Fridays: 10.30 – 12.30
Course code: 18TON374
This course looks at a selection of texts from the 1970s, considering them not only as important works of literature, but also as part of an historical, sociological and political continuum. Through a sample of texts across the three genres of poetry, drama and prose and from a selection of countries, we will attempt to identify the key political and literary concerns of the period. Authors studied will include: Ted Hughes (Crow), Ira Levin (The Stepford Wives), Peter Shaffer (Equus), Heinrich Böll (The Lost Honor of Katharina Blum), Ruth Prawer Jhabvala (Heat and Dust) and David Malouf (An Imaginary Life).
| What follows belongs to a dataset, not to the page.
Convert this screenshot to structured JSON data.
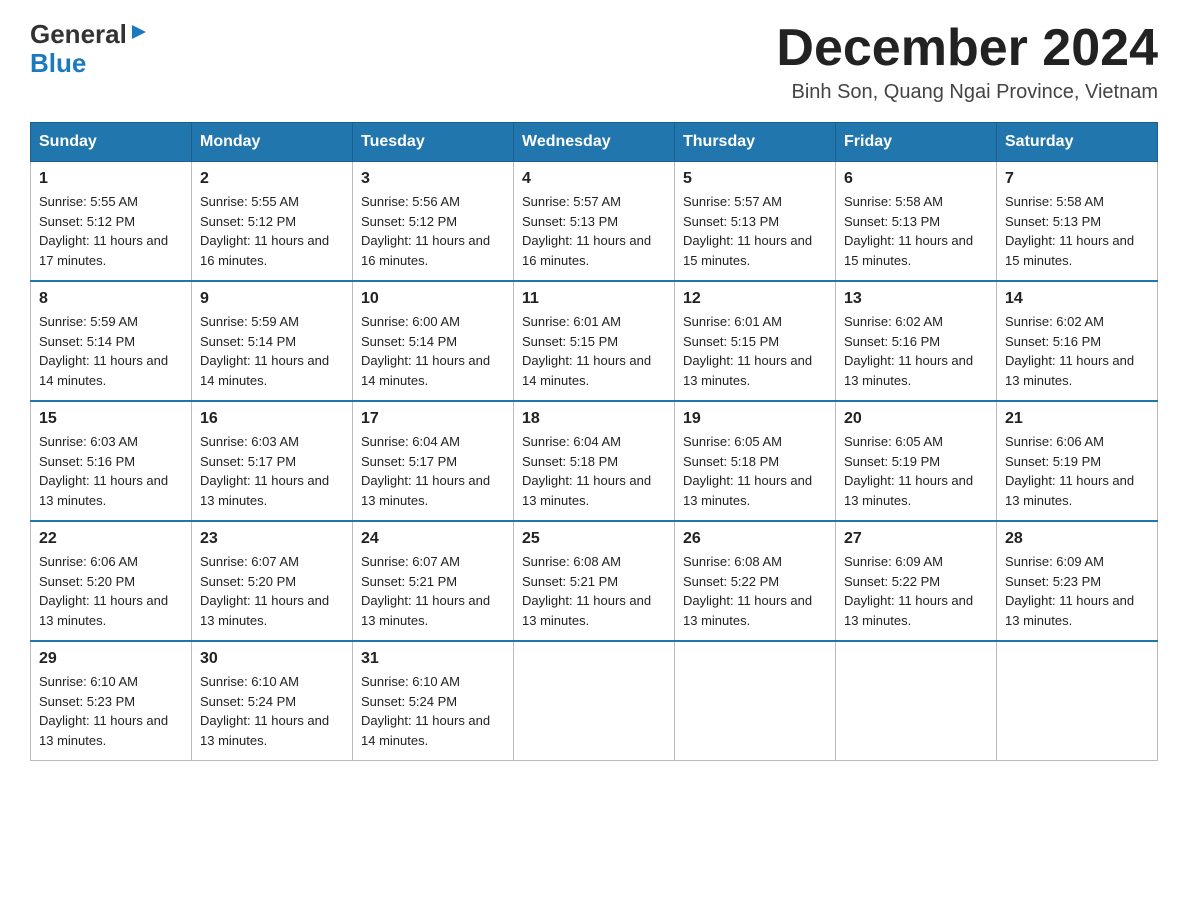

Week 1: Ted Hughes, Crow (1970)
Week 2: Ira Levin, The Stepford Wives (1972)
Week 3: Peter Schaffer, Equus (1973)
Week 4: Heinrich Böll, The Lost Honor of Katharina Blum (1974)
Week 5: Ruth Prawer Jhabvala, Heat and Dust (1975)
Week 6: David Malouf, An Imaginary Life (1978)
This course is suitable for beginners, intermediates or advanced students.
This course allows you to spend time exploring a subject for interest, among like-minded people, without formal assessment.
Intended learning outcomes
By the end of the course students will be able to:
- Identify the characteristics of the literature of the 1970s and view the selected texts as a continuum as well as products of their specific time.
- Identify and explain some of the themes and anxieties expressed through literature in the 1970s.
- Interpret literary texts in a critical way, illustrating arguments with carefully chosen examples.
- Demonstrate knowledge through the construction of critical arguments and present and defend those arguments confidently amongst peers.
About the tutor
Sarah Anthony studied for her Masters degree with the Open University specialising in postcolonial nineteenth century literature. For the last 12 years she has taught undergraduate students and adult learners in courses ranging from Shakespeare to the postmodern. She currently teaches for the University of Kent and the WEA.